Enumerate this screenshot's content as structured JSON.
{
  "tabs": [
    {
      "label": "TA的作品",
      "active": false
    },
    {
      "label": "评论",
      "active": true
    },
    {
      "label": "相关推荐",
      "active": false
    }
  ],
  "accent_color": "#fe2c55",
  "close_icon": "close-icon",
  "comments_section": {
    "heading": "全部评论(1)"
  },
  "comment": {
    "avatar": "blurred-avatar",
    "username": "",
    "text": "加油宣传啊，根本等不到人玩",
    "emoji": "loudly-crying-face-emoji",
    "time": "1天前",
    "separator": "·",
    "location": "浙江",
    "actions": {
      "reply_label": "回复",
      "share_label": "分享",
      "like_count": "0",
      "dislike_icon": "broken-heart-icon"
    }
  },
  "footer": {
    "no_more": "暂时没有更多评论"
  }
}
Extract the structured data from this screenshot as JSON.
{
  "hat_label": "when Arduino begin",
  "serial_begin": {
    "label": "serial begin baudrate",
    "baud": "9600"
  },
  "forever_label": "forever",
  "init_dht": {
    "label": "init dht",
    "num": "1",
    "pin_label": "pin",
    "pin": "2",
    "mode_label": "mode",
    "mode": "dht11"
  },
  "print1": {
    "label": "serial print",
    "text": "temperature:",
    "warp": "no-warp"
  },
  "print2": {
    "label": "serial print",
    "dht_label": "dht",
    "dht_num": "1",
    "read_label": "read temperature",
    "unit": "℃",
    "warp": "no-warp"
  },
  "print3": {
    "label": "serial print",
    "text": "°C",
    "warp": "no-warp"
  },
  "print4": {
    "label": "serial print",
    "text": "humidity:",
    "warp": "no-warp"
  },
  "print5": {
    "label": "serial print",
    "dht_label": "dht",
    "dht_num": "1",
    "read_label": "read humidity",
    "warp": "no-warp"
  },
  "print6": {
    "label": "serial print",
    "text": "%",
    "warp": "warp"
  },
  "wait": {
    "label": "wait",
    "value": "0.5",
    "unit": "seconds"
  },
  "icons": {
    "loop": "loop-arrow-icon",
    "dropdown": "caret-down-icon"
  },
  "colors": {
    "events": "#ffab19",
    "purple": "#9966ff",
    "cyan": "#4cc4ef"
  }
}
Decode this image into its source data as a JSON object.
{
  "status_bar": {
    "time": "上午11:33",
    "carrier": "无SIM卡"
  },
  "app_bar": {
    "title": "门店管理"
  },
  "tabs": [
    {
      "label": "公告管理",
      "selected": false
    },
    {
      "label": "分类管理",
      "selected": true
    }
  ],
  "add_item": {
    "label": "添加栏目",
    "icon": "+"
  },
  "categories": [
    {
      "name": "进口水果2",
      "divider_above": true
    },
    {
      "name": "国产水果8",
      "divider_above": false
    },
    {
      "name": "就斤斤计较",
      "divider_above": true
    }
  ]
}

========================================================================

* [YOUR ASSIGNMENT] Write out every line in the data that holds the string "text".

* [TASK ANSWER]
    "text": "加油宣传啊，根本等不到人玩",
    "text": "temperature:",
    "text": "°C",
    "text": "humidity:",
    "text": "%",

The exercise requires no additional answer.